[Interface dataset entries]
>>>>
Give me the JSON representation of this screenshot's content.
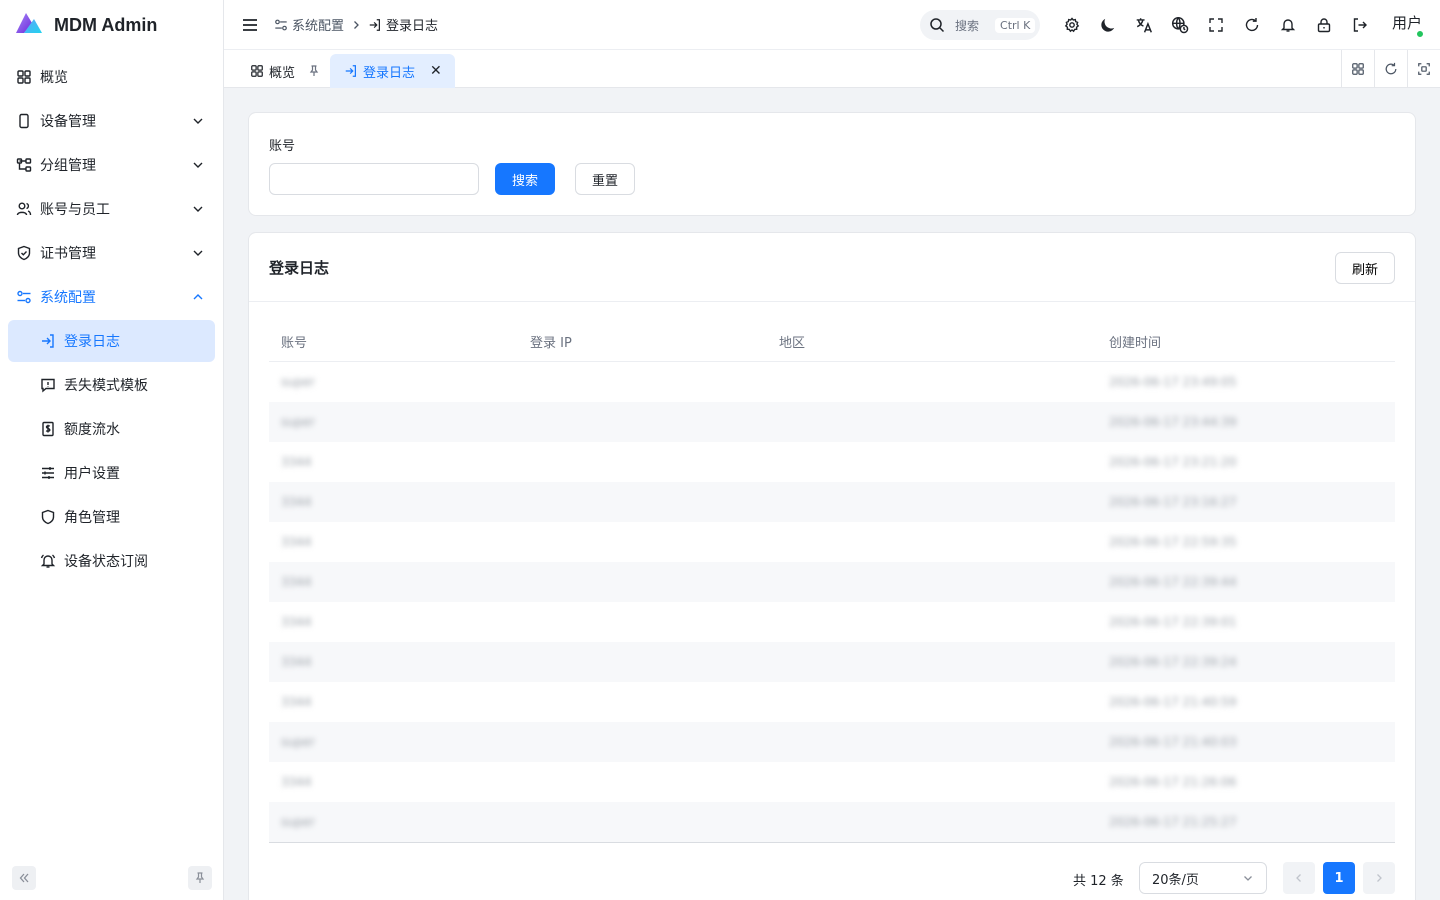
{
  "app": {
    "name": "MDM Admin"
  },
  "sidebar": {
    "items": [
      {
        "label": "概览",
        "icon": "dashboard-icon"
      },
      {
        "label": "设备管理",
        "icon": "phone-icon"
      },
      {
        "label": "分组管理",
        "icon": "tree-icon"
      },
      {
        "label": "账号与员工",
        "icon": "users-icon"
      },
      {
        "label": "证书管理",
        "icon": "shield-check-icon"
      },
      {
        "label": "系统配置",
        "icon": "settings-sliders-icon"
      }
    ],
    "sub_items": [
      {
        "label": "登录日志",
        "icon": "login-icon"
      },
      {
        "label": "丢失模式模板",
        "icon": "message-alert-icon"
      },
      {
        "label": "额度流水",
        "icon": "receipt-icon"
      },
      {
        "label": "用户设置",
        "icon": "sliders-icon"
      },
      {
        "label": "角色管理",
        "icon": "shield-icon"
      },
      {
        "label": "设备状态订阅",
        "icon": "bell-icon"
      }
    ]
  },
  "header": {
    "breadcrumb": [
      "系统配置",
      "登录日志"
    ],
    "search_label": "搜索",
    "search_shortcut": "Ctrl K",
    "user_label": "用户"
  },
  "tabs": [
    {
      "label": "概览"
    },
    {
      "label": "登录日志"
    }
  ],
  "filter": {
    "account_label": "账号",
    "account_value": "",
    "search_button": "搜索",
    "reset_button": "重置"
  },
  "table": {
    "title": "登录日志",
    "refresh_button": "刷新",
    "columns": [
      "账号",
      "登录 IP",
      "地区",
      "创建时间"
    ],
    "rows": [
      {
        "account": "super",
        "ip": "",
        "region": "",
        "created": "2026-06-17 23:49:05"
      },
      {
        "account": "super",
        "ip": "",
        "region": "",
        "created": "2026-06-17 23:44:39"
      },
      {
        "account": "3344",
        "ip": "",
        "region": "",
        "created": "2026-06-17 23:21:20"
      },
      {
        "account": "3344",
        "ip": "",
        "region": "",
        "created": "2026-06-17 23:16:27"
      },
      {
        "account": "3344",
        "ip": "",
        "region": "",
        "created": "2026-06-17 22:59:35"
      },
      {
        "account": "3344",
        "ip": "",
        "region": "",
        "created": "2026-06-17 22:39:44"
      },
      {
        "account": "3344",
        "ip": "",
        "region": "",
        "created": "2026-06-17 22:39:01"
      },
      {
        "account": "3344",
        "ip": "",
        "region": "",
        "created": "2026-06-17 22:39:24"
      },
      {
        "account": "3344",
        "ip": "",
        "region": "",
        "created": "2026-06-17 21:40:59"
      },
      {
        "account": "super",
        "ip": "",
        "region": "",
        "created": "2026-06-17 21:40:03"
      },
      {
        "account": "3344",
        "ip": "",
        "region": "",
        "created": "2026-06-17 21:26:06"
      },
      {
        "account": "super",
        "ip": "",
        "region": "",
        "created": "2026-06-17 21:25:27"
      }
    ]
  },
  "pagination": {
    "total_text": "共 12 条",
    "page_size": "20条/页",
    "current_page": "1"
  },
  "colors": {
    "primary": "#1677ff",
    "selected_bg": "#dce9ff",
    "online": "#22c55e"
  }
}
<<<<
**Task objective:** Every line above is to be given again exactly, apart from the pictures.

**Output:**
Give me the JSON representation of this screenshot's content.
{
  "app": {
    "name": "MDM Admin"
  },
  "sidebar": {
    "items": [
      {
        "label": "概览",
        "icon": "dashboard-icon"
      },
      {
        "label": "设备管理",
        "icon": "phone-icon"
      },
      {
        "label": "分组管理",
        "icon": "tree-icon"
      },
      {
        "label": "账号与员工",
        "icon": "users-icon"
      },
      {
        "label": "证书管理",
        "icon": "shield-check-icon"
      },
      {
        "label": "系统配置",
        "icon": "settings-sliders-icon"
      }
    ],
    "sub_items": [
      {
        "label": "登录日志",
        "icon": "login-icon"
      },
      {
        "label": "丢失模式模板",
        "icon": "message-alert-icon"
      },
      {
        "label": "额度流水",
        "icon": "receipt-icon"
      },
      {
        "label": "用户设置",
        "icon": "sliders-icon"
      },
      {
        "label": "角色管理",
        "icon": "shield-icon"
      },
      {
        "label": "设备状态订阅",
        "icon": "bell-icon"
      }
    ]
  },
  "header": {
    "breadcrumb": [
      "系统配置",
      "登录日志"
    ],
    "search_label": "搜索",
    "search_shortcut": "Ctrl K",
    "user_label": "用户"
  },
  "tabs": [
    {
      "label": "概览"
    },
    {
      "label": "登录日志"
    }
  ],
  "filter": {
    "account_label": "账号",
    "account_value": "",
    "search_button": "搜索",
    "reset_button": "重置"
  },
  "table": {
    "title": "登录日志",
    "refresh_button": "刷新",
    "columns": [
      "账号",
      "登录 IP",
      "地区",
      "创建时间"
    ],
    "rows": [
      {
        "account": "super",
        "ip": "",
        "region": "",
        "created": "2026-06-17 23:49:05"
      },
      {
        "account": "super",
        "ip": "",
        "region": "",
        "created": "2026-06-17 23:44:39"
      },
      {
        "account": "3344",
        "ip": "",
        "region": "",
        "created": "2026-06-17 23:21:20"
      },
      {
        "account": "3344",
        "ip": "",
        "region": "",
        "created": "2026-06-17 23:16:27"
      },
      {
        "account": "3344",
        "ip": "",
        "region": "",
        "created": "2026-06-17 22:59:35"
      },
      {
        "account": "3344",
        "ip": "",
        "region": "",
        "created": "2026-06-17 22:39:44"
      },
      {
        "account": "3344",
        "ip": "",
        "region": "",
        "created": "2026-06-17 22:39:01"
      },
      {
        "account": "3344",
        "ip": "",
        "region": "",
        "created": "2026-06-17 22:39:24"
      },
      {
        "account": "3344",
        "ip": "",
        "region": "",
        "created": "2026-06-17 21:40:59"
      },
      {
        "account": "super",
        "ip": "",
        "region": "",
        "created": "2026-06-17 21:40:03"
      },
      {
        "account": "3344",
        "ip": "",
        "region": "",
        "created": "2026-06-17 21:26:06"
      },
      {
        "account": "super",
        "ip": "",
        "region": "",
        "created": "2026-06-17 21:25:27"
      }
    ]
  },
  "pagination": {
    "total_text": "共 12 条",
    "page_size": "20条/页",
    "current_page": "1"
  },
  "colors": {
    "primary": "#1677ff",
    "selected_bg": "#dce9ff",
    "online": "#22c55e"
  }
}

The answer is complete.